Collected data:
....
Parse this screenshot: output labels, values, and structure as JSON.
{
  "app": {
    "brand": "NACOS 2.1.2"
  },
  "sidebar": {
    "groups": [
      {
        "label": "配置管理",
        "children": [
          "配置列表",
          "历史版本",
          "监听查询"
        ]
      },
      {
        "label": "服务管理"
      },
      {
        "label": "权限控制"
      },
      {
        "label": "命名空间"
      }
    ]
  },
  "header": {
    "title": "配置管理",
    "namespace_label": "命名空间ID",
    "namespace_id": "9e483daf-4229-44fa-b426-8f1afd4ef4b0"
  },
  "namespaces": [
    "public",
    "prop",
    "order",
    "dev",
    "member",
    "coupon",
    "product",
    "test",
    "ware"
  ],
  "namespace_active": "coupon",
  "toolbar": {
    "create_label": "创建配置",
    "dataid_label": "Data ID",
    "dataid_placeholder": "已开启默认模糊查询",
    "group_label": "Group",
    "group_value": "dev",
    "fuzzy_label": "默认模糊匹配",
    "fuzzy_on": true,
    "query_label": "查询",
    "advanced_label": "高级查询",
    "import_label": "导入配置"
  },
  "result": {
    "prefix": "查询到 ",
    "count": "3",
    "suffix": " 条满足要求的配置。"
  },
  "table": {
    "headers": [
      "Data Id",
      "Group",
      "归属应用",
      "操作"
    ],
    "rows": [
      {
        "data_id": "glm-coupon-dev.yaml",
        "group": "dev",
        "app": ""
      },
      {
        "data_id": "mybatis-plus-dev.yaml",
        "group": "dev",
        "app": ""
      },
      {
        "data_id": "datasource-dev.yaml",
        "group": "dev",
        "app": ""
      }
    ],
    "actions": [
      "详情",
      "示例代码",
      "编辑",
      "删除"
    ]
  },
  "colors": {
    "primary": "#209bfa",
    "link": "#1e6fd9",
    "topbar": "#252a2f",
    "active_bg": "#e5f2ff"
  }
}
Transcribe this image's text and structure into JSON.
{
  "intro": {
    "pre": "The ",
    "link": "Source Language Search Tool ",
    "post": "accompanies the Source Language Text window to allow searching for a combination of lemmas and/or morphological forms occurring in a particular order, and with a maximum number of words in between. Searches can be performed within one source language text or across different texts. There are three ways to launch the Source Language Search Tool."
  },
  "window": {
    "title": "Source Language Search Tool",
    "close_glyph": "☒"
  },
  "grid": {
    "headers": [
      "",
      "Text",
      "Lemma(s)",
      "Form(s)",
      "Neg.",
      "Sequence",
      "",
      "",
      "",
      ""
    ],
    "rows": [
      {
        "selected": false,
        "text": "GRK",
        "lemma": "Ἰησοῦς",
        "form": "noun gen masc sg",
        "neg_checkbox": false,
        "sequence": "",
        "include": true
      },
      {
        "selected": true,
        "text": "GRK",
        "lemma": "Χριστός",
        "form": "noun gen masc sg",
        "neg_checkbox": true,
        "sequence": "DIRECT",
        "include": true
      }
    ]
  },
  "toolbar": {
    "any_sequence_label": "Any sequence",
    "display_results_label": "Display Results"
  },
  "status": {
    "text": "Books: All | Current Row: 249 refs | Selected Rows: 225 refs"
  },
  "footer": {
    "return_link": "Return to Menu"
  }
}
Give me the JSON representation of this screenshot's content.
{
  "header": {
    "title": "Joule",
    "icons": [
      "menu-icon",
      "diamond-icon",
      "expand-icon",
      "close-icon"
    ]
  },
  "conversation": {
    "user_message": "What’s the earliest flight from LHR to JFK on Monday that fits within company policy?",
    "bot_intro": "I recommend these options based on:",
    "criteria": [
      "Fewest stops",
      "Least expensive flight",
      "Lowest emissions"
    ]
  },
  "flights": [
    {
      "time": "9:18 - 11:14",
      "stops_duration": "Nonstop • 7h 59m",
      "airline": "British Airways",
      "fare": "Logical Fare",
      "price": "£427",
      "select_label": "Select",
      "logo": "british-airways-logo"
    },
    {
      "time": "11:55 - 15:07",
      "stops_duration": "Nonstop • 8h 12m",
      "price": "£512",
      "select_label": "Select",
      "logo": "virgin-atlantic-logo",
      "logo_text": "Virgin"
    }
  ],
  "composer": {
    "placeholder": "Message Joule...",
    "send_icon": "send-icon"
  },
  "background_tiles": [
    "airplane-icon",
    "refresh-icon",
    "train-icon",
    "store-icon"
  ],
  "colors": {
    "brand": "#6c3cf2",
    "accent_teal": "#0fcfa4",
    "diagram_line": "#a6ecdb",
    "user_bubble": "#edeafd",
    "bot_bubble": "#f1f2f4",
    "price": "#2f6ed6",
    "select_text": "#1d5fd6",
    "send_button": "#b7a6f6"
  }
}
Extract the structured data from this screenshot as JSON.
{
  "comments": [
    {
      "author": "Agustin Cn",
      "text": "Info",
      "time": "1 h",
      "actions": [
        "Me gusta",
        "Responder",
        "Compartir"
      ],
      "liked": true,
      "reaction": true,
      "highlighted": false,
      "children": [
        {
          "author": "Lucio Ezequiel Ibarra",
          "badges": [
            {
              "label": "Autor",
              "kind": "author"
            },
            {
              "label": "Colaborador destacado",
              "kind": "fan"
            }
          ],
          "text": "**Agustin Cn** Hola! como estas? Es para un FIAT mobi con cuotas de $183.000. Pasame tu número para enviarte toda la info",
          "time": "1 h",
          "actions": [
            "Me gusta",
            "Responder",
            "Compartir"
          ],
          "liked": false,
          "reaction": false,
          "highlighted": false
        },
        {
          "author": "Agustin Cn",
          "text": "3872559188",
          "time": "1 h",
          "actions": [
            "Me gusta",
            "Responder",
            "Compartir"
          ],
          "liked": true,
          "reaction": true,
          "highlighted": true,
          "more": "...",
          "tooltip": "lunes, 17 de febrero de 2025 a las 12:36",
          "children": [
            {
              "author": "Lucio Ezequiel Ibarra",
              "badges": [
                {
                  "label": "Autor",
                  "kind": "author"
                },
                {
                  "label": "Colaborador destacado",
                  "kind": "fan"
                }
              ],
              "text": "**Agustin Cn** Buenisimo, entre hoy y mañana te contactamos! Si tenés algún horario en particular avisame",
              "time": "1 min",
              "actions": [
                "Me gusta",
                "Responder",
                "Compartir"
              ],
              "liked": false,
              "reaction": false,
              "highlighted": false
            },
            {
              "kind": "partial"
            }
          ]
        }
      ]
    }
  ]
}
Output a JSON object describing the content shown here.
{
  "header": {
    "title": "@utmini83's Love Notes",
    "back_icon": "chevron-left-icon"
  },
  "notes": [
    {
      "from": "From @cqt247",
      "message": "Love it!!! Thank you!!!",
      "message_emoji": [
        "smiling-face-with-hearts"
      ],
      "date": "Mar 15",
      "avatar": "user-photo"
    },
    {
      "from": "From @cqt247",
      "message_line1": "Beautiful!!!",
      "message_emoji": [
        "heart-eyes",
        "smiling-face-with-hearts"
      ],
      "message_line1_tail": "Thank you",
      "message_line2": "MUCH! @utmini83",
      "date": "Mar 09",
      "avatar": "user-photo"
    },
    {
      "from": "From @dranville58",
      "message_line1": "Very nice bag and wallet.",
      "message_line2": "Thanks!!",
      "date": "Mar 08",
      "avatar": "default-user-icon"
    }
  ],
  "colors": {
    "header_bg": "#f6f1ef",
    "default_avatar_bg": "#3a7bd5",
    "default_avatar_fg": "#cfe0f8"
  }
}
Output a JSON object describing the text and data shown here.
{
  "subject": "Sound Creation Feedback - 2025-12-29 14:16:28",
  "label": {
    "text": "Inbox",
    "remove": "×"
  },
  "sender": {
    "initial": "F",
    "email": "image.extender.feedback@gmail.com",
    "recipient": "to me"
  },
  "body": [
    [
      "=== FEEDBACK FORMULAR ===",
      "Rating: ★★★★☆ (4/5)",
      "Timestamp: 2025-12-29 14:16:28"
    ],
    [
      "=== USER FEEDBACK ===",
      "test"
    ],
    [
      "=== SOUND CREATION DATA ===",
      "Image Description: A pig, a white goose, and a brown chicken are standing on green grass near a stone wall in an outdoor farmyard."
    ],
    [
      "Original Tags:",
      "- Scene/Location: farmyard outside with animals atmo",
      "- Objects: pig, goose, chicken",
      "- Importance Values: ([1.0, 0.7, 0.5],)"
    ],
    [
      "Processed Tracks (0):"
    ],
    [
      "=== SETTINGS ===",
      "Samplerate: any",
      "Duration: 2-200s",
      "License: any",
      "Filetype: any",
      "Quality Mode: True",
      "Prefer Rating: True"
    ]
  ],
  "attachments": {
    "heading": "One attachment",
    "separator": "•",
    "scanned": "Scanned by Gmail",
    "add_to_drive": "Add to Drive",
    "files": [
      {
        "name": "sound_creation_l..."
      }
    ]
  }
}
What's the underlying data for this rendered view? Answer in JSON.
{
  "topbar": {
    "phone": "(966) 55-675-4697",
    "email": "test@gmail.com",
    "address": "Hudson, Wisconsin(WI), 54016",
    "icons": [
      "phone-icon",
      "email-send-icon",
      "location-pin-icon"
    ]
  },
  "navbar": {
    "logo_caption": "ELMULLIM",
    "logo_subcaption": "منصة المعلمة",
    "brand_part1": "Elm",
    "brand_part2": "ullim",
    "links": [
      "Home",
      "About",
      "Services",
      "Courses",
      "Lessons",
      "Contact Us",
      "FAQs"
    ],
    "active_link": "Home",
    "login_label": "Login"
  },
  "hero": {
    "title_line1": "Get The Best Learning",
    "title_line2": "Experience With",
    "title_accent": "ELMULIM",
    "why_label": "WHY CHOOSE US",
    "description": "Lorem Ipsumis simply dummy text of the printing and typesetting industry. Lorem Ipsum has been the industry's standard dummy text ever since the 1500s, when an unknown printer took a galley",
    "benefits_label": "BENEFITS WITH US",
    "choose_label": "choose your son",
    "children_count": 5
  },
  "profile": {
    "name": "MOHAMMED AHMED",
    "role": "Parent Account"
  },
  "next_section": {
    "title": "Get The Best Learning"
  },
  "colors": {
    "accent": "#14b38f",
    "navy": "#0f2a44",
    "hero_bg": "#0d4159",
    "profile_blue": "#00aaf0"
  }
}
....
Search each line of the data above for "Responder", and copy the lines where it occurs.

        "Responder",
            "Responder",
            "Responder",
                "Responder",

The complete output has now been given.